# [Aim of the task]
Write the records out exactly, so that no picture remains in the copy.

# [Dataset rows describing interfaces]
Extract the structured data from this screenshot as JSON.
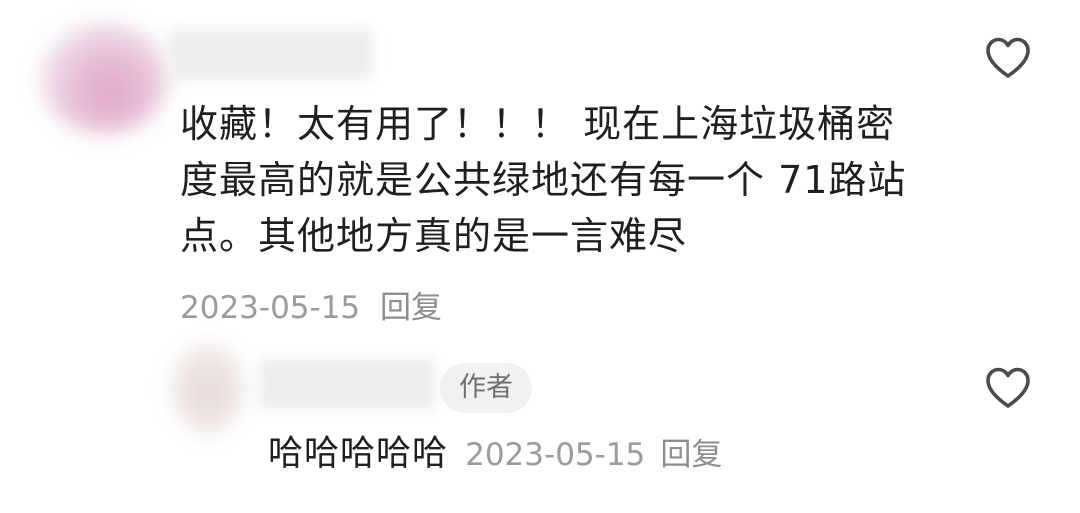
{
  "comment": {
    "text": "收藏！太有用了！！！ 现在上海垃圾桶密度最高的就是公共绿地还有每一个 71路站点。其他地方真的是一言难尽",
    "date": "2023-05-15",
    "reply_label": "回复",
    "like_icon": "heart-outline-icon"
  },
  "reply": {
    "author_badge": "作者",
    "text": "哈哈哈哈哈",
    "date": "2023-05-15",
    "reply_label": "回复",
    "like_icon": "heart-outline-icon"
  },
  "colors": {
    "text_primary": "#1f1f1f",
    "text_secondary": "#9b9b9b",
    "badge_bg": "#f1f1f1"
  }
}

# [Output]
Extract the structured data from this screenshot as JSON.
{
  "comment": {
    "text": "收藏！太有用了！！！ 现在上海垃圾桶密度最高的就是公共绿地还有每一个 71路站点。其他地方真的是一言难尽",
    "date": "2023-05-15",
    "reply_label": "回复",
    "like_icon": "heart-outline-icon"
  },
  "reply": {
    "author_badge": "作者",
    "text": "哈哈哈哈哈",
    "date": "2023-05-15",
    "reply_label": "回复",
    "like_icon": "heart-outline-icon"
  },
  "colors": {
    "text_primary": "#1f1f1f",
    "text_secondary": "#9b9b9b",
    "badge_bg": "#f1f1f1"
  }
}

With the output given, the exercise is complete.